- [WHAT THIS TASK INVOLVES]
The answer should consist of the records below, repeated exactly, and no pictures.

- [RECORDS PROVIDED]
----

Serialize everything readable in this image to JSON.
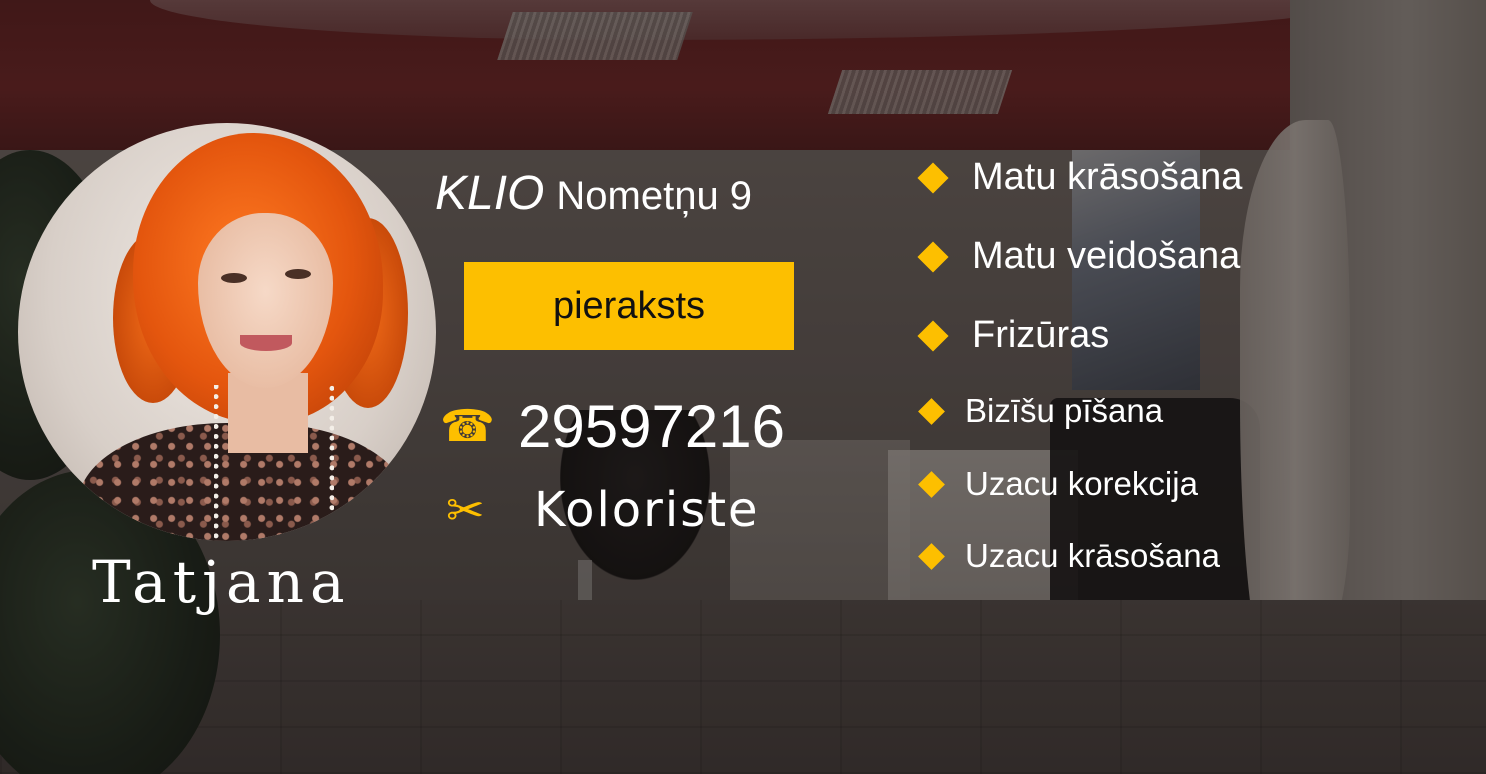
{
  "profile": {
    "name": "Tatjana",
    "role": "Koloriste"
  },
  "location": {
    "salon": "KLIO",
    "address": "Nometņu 9"
  },
  "booking": {
    "label": "pieraksts"
  },
  "contact": {
    "phone_icon": "☎",
    "phone": "29597216",
    "role_icon": "✂"
  },
  "icons": {
    "phone": "telephone-icon",
    "role": "scissors-icon",
    "bullet": "diamond-icon"
  },
  "services": [
    "Matu krāsošana",
    "Matu veidošana",
    "Frizūras",
    "Bizīšu pīšana",
    "Uzacu korekcija",
    "Uzacu krāsošana"
  ],
  "colors": {
    "accent": "#fdbf00",
    "text": "#ffffff",
    "button_text": "#111111"
  }
}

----

- [RESPONSE]
Serialize everything readable in this image to JSON.
{
  "profile": {
    "name": "Tatjana",
    "role": "Koloriste"
  },
  "location": {
    "salon": "KLIO",
    "address": "Nometņu 9"
  },
  "booking": {
    "label": "pieraksts"
  },
  "contact": {
    "phone_icon": "☎",
    "phone": "29597216",
    "role_icon": "✂"
  },
  "icons": {
    "phone": "telephone-icon",
    "role": "scissors-icon",
    "bullet": "diamond-icon"
  },
  "services": [
    "Matu krāsošana",
    "Matu veidošana",
    "Frizūras",
    "Bizīšu pīšana",
    "Uzacu korekcija",
    "Uzacu krāsošana"
  ],
  "colors": {
    "accent": "#fdbf00",
    "text": "#ffffff",
    "button_text": "#111111"
  }
}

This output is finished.